The paper discusses possibilities, limitations and pitfalls in using advanced real time mathematical models during drilling operations, and in particular the real time calibration of such models vs. available sensor data. Examples from recent MPD operations in the North Sea, as supported by real-time model-based interpretation and automation are shown and discussed.
Real time mathematical models for drilling, including hydraulic and mechanical models at different levels of sophistication, are used to provide decision support and to automate parts of operations. This is often combined with managed pressure drilling (MPD) as the pressure margins are very small, operations are complex, and robust automation may help a lot to improve performance and robustness of the overall system.
An important part of successful use of real time mathematical models is robust calibration of models, in particularly when there is significant deviation between the model prediction and the measured data. Reasons for deviation include inaccurate data for fluid properties, string and well geometry, survey data, temperature profile etc. In addition real time data may be inaccurate or delayed, and the mathematical model itself may be inaccurate under the actual conditions. Whenever data deviate from model and are considered sufficiently reliable, the mathematical model should be adjusted to meet measurements; manually, automatically or a combination.
There are many pitfalls and challenges related to model calibration, especially when done automatically or from predefined procedures by an inexperienced operator, accordingly efforts to develop robust procedures or algorithms are important. The paper will contribute to this development by discussing challenges in detail, and experience from real operations will be described to illustrate the points. Focus will be on when and what parameters to be calibrated, rather than the calibration technique.
The work presented shows that models can add significant value to operations, but robust implementation and procedures are necessary to avoid the pitfalls, which a.o. include use of inaccurate configuration data, invalid real time data, misinterpretation and inferior action when model deviates from measured data.

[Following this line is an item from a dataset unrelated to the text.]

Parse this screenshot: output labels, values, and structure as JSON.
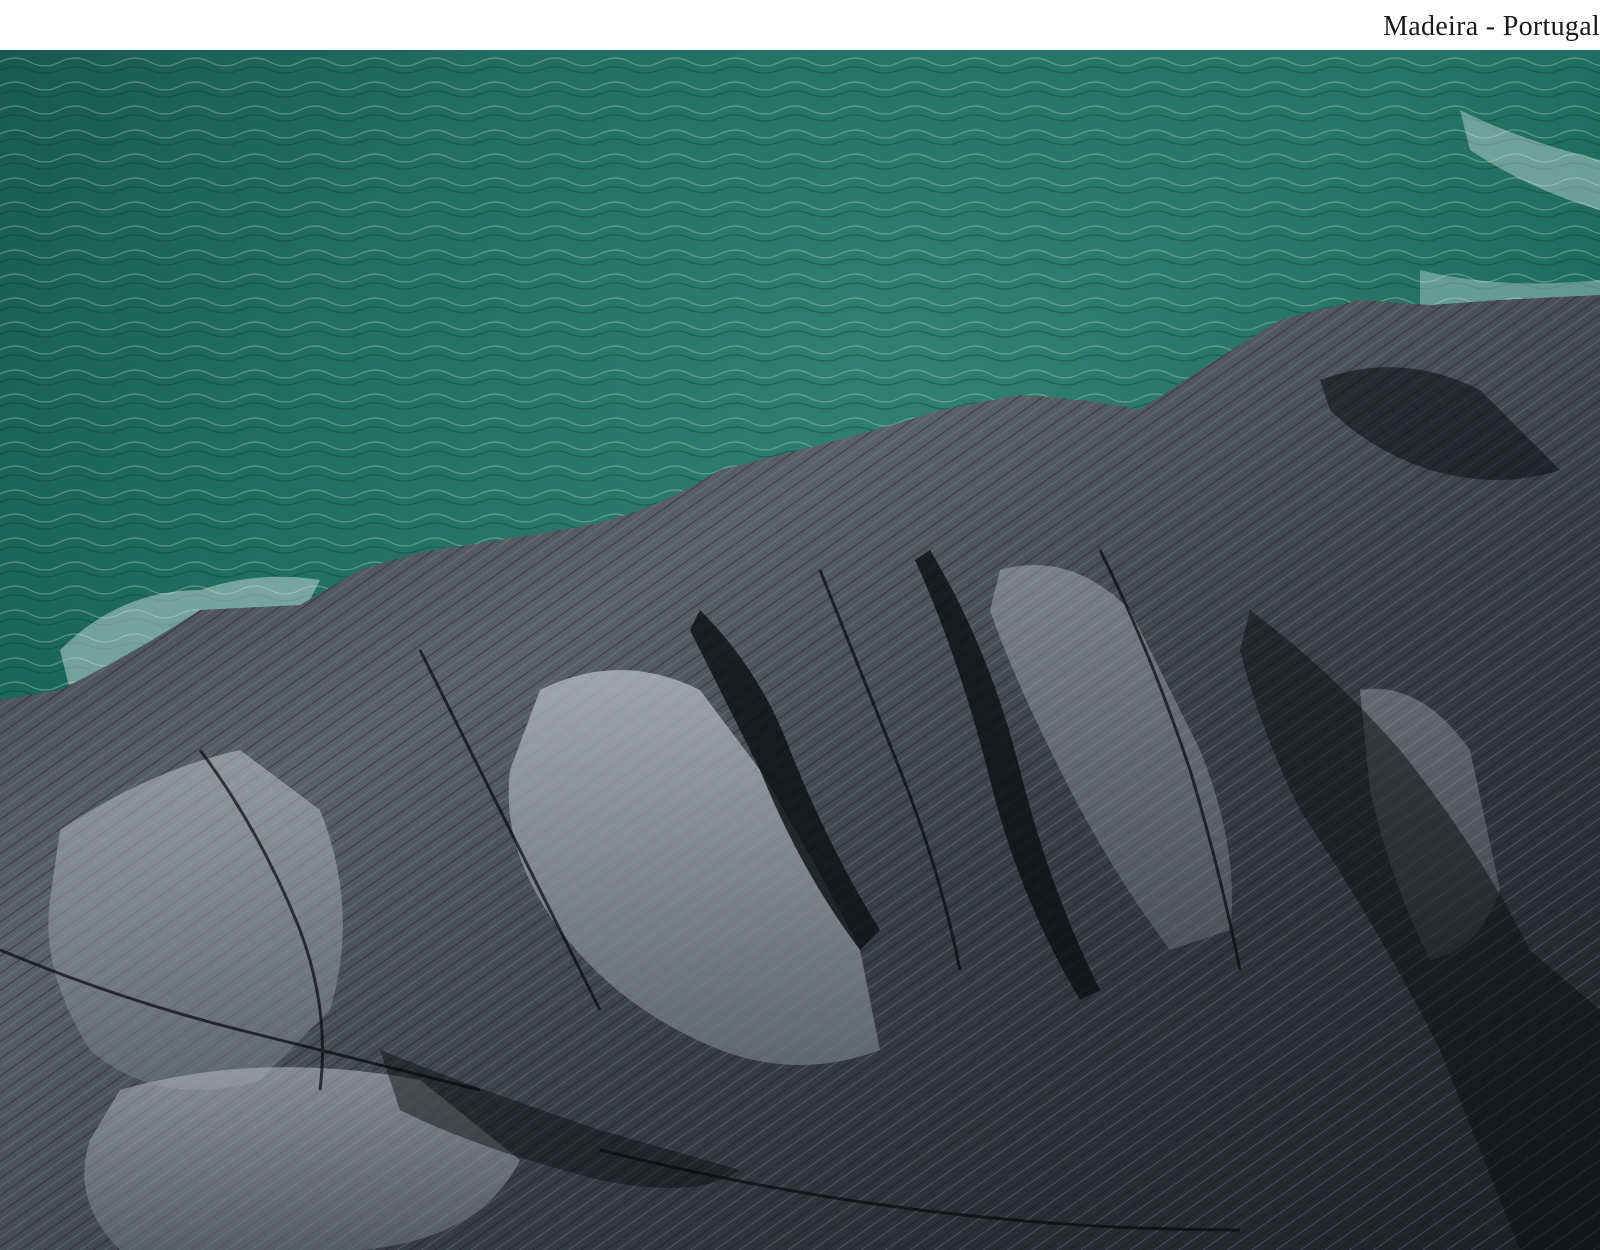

The paper analyses use and calibration of advanced real time models for decision support and automation, and illustrates the discussion with field experience from a recent, successful North Sea operation. The paper is thus a useful reference and guidance for people working with model based decision support and automation, including experience and analysis not published earlier.